### Activity
In the entries below, find each line with the word "Distributions" and pull it out.

### Task input

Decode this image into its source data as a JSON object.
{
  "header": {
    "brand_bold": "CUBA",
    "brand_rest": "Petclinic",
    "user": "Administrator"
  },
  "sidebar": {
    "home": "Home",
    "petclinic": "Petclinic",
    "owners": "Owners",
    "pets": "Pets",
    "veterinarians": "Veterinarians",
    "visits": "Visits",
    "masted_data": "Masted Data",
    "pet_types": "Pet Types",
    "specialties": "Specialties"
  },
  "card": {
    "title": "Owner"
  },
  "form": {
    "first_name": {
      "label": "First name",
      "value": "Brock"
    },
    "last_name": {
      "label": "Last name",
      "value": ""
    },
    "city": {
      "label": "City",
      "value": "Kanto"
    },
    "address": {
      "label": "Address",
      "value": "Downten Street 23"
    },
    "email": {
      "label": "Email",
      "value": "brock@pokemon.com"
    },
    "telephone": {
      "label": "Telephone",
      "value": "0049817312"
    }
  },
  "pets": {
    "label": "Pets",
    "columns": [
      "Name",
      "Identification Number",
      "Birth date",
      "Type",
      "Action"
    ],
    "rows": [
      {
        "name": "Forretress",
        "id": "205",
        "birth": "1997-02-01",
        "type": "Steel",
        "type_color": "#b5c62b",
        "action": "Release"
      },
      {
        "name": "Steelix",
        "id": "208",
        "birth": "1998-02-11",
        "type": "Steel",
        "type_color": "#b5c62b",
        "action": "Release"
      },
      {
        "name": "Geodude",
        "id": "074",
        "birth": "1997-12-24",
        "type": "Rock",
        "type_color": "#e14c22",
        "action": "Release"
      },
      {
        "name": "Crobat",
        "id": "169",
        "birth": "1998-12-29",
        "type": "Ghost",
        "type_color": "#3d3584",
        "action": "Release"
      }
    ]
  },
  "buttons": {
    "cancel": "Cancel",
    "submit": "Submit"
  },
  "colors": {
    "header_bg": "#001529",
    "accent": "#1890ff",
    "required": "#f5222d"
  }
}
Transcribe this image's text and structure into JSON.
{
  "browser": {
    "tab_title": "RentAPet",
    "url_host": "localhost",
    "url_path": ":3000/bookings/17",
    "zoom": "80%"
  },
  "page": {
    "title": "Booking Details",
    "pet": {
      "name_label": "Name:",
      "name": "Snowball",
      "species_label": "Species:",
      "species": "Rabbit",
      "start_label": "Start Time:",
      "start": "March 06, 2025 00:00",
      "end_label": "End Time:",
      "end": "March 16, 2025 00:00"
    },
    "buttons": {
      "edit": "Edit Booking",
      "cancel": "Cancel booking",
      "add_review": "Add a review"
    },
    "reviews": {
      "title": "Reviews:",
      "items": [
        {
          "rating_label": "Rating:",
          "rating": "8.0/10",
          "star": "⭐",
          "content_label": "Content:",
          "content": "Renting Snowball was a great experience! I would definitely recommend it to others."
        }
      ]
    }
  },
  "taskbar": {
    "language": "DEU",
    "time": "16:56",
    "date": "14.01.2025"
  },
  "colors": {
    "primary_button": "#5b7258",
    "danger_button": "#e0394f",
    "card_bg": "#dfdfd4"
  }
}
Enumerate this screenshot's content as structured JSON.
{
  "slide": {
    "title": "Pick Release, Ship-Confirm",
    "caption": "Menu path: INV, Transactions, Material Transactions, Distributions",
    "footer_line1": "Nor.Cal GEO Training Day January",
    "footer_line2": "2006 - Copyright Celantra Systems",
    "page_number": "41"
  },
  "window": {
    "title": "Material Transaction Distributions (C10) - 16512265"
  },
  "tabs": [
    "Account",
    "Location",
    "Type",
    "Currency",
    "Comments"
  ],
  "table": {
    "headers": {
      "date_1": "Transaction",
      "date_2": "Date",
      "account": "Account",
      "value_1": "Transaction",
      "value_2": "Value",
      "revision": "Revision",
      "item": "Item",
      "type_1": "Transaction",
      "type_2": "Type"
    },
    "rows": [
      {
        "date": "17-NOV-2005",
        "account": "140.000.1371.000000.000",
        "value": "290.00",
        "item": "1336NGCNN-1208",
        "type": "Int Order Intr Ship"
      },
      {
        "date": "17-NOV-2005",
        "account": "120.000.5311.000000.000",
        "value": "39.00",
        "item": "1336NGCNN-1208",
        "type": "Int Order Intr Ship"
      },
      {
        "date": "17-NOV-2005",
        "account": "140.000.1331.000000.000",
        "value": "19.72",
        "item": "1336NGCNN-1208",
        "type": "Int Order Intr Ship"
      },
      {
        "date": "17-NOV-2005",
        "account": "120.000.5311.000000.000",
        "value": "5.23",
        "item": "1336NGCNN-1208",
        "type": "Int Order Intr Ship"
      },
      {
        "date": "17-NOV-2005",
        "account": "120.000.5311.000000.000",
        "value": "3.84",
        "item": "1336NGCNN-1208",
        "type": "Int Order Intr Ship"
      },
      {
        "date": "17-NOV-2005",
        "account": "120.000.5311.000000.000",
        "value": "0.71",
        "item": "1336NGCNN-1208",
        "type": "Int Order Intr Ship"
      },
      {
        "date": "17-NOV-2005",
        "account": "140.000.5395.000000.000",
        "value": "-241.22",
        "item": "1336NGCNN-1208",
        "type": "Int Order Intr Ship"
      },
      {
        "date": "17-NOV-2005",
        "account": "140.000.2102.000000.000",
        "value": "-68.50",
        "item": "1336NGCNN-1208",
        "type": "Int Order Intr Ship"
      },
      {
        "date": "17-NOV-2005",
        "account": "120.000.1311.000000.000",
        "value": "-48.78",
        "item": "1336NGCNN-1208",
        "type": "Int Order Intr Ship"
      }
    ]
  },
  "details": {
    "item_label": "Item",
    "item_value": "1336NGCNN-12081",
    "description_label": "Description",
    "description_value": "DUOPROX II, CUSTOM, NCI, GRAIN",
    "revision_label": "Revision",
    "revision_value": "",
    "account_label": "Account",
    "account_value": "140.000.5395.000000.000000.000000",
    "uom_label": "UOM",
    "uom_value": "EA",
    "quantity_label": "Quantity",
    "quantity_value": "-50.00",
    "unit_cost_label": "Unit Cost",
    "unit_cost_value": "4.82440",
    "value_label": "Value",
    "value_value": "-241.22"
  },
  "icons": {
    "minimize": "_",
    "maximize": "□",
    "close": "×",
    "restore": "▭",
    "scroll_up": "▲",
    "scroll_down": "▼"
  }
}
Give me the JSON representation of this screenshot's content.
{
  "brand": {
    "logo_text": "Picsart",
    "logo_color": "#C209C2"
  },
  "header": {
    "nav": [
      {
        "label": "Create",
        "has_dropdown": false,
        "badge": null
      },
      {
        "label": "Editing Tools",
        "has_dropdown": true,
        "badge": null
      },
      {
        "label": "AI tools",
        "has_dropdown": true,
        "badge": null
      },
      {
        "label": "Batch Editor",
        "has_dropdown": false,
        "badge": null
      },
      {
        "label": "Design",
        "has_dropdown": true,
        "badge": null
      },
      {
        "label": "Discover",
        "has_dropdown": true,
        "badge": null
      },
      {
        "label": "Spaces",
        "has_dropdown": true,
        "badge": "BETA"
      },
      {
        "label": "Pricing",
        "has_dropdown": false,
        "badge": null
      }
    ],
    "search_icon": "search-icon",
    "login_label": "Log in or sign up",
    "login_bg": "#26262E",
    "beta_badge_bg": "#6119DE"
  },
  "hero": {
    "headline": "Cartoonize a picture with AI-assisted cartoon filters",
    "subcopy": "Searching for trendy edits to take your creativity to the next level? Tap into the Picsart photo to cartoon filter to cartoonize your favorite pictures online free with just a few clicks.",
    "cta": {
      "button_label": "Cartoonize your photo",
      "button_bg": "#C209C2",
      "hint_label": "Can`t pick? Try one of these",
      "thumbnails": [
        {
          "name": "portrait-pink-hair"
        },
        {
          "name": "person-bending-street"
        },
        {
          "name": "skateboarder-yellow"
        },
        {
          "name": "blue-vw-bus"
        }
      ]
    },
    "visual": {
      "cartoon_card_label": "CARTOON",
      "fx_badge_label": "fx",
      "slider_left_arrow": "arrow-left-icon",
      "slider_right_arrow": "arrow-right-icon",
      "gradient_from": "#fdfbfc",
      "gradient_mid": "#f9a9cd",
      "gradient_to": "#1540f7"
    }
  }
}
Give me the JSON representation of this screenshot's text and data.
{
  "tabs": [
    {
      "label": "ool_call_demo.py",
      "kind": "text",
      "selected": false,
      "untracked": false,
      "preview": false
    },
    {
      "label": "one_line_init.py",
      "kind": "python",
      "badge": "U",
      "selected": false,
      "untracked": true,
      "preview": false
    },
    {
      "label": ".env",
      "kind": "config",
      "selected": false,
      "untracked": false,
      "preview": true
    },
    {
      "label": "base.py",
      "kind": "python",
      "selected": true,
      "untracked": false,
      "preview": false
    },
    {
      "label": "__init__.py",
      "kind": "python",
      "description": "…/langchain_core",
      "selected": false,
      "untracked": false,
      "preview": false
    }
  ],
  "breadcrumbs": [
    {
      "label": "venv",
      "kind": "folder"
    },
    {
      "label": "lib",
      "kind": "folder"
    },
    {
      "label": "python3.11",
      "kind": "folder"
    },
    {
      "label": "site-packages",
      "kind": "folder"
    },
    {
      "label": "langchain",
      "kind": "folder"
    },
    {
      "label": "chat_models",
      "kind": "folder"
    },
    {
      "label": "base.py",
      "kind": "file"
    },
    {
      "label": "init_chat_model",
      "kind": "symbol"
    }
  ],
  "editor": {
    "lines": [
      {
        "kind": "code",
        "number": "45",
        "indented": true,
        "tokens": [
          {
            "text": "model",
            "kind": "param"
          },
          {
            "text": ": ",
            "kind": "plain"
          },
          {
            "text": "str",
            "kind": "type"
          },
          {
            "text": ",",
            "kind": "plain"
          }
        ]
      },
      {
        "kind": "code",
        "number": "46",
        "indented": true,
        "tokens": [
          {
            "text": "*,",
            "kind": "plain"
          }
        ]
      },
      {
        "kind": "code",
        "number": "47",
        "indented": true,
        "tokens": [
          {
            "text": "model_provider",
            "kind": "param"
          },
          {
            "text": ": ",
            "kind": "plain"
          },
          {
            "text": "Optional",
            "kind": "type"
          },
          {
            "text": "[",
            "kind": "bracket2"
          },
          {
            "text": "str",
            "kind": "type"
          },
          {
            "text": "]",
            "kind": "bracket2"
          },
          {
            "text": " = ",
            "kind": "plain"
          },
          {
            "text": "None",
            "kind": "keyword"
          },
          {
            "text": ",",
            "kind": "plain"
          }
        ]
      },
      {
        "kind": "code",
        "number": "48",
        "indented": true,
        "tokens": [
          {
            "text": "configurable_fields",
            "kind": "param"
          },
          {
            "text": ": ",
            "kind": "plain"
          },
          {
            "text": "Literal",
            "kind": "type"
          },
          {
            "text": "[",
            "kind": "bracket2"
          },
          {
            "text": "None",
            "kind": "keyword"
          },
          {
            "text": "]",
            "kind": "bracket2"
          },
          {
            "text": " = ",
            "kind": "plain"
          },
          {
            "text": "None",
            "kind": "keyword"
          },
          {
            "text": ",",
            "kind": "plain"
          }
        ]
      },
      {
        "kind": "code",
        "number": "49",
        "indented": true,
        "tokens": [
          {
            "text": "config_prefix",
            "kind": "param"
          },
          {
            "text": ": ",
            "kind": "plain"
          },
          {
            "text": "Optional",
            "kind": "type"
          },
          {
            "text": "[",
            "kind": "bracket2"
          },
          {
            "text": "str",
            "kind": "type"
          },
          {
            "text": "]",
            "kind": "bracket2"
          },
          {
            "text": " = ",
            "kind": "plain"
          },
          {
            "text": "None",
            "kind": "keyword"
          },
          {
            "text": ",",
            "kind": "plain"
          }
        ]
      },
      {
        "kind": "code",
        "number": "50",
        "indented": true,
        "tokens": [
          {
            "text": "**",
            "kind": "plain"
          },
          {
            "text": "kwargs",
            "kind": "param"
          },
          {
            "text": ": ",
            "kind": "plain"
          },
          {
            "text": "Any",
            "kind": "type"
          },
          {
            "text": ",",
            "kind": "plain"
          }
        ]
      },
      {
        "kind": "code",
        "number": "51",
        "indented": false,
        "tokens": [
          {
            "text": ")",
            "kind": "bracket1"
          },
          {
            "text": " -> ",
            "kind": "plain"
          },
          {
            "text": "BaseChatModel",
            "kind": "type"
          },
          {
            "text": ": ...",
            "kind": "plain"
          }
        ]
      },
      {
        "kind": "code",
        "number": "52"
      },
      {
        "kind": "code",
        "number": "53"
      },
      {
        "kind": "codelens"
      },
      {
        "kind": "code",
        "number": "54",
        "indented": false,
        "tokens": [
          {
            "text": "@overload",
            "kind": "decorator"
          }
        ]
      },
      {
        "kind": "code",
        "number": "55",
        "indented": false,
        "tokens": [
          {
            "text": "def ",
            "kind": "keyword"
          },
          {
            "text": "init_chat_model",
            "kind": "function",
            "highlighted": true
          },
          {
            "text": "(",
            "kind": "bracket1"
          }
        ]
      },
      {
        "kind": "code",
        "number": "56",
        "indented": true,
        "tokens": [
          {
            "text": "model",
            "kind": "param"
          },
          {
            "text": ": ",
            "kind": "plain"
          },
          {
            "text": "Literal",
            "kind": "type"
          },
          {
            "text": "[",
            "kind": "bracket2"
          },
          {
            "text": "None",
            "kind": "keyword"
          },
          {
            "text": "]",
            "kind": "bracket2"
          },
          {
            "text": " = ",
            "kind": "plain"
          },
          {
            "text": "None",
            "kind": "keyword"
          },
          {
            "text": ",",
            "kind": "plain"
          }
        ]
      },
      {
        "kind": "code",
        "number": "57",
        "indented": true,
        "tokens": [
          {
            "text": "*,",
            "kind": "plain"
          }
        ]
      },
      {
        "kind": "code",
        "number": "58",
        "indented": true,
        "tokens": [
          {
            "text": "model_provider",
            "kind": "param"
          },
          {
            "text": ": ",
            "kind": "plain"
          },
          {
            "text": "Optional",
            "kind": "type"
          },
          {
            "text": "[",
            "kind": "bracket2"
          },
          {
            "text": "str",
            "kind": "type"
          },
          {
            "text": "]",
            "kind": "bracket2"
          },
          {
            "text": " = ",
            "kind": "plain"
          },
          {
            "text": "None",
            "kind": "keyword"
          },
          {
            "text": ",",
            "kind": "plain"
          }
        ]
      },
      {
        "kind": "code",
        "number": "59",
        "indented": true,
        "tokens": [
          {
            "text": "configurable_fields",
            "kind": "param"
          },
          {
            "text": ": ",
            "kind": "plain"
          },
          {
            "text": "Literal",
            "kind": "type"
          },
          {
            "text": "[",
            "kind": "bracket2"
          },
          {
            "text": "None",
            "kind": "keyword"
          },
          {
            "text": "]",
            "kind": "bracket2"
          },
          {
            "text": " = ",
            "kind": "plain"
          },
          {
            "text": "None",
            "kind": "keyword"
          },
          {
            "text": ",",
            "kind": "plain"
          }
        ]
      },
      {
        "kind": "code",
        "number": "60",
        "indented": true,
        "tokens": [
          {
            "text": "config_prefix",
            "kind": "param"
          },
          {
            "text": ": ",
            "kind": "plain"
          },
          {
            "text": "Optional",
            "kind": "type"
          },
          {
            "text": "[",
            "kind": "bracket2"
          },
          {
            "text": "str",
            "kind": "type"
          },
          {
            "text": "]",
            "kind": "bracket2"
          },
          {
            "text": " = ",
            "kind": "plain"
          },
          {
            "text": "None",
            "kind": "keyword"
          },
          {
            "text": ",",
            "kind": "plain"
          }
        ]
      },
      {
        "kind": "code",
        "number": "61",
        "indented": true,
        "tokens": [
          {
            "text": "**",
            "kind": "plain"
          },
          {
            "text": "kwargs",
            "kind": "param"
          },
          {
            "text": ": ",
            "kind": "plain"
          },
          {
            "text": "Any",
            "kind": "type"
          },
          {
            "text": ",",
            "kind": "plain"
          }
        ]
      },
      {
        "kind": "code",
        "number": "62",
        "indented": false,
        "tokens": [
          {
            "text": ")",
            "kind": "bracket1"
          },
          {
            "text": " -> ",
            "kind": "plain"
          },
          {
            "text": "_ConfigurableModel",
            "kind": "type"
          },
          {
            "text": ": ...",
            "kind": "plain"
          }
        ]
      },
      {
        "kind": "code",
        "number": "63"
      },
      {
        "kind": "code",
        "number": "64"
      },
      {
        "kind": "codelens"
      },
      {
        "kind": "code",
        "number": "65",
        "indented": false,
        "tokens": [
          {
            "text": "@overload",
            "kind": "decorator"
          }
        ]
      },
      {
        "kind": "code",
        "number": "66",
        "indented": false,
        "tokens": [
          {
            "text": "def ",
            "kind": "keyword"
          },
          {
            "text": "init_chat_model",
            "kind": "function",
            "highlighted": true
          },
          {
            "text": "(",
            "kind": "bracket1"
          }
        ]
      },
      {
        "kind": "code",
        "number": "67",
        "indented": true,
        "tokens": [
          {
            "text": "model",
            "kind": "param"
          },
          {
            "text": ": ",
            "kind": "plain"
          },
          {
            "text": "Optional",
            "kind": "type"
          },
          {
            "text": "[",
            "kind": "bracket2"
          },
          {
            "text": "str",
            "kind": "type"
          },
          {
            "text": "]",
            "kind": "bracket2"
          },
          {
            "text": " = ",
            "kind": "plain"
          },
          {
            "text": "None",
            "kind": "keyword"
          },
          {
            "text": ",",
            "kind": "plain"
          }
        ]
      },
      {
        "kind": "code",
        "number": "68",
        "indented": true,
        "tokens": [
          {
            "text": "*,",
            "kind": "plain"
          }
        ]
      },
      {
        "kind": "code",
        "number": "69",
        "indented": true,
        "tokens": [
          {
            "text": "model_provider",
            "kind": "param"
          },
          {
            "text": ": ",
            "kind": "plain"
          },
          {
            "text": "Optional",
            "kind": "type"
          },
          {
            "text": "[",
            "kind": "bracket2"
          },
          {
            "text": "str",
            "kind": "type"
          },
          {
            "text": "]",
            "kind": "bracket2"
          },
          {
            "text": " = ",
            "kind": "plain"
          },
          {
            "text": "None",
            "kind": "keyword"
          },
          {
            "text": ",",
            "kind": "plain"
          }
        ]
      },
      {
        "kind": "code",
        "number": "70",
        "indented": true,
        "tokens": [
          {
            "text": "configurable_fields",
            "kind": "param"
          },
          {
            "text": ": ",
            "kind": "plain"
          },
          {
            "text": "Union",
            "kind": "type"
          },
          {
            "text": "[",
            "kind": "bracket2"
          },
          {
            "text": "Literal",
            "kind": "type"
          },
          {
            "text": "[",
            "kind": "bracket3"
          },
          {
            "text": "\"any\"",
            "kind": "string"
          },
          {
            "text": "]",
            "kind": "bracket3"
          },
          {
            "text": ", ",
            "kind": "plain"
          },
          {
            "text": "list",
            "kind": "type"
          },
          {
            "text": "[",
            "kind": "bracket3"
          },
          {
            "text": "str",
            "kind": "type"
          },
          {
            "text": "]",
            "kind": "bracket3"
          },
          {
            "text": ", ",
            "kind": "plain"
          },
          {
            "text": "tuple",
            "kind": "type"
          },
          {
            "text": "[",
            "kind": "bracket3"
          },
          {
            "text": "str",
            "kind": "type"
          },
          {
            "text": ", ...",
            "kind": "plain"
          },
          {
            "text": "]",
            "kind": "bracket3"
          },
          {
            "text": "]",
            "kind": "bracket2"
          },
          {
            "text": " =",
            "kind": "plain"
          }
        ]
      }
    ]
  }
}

### Solution
    "caption": "Menu path: INV, Transactions, Material Transactions, Distributions",
    "title": "Material Transaction Distributions (C10) - 16512265"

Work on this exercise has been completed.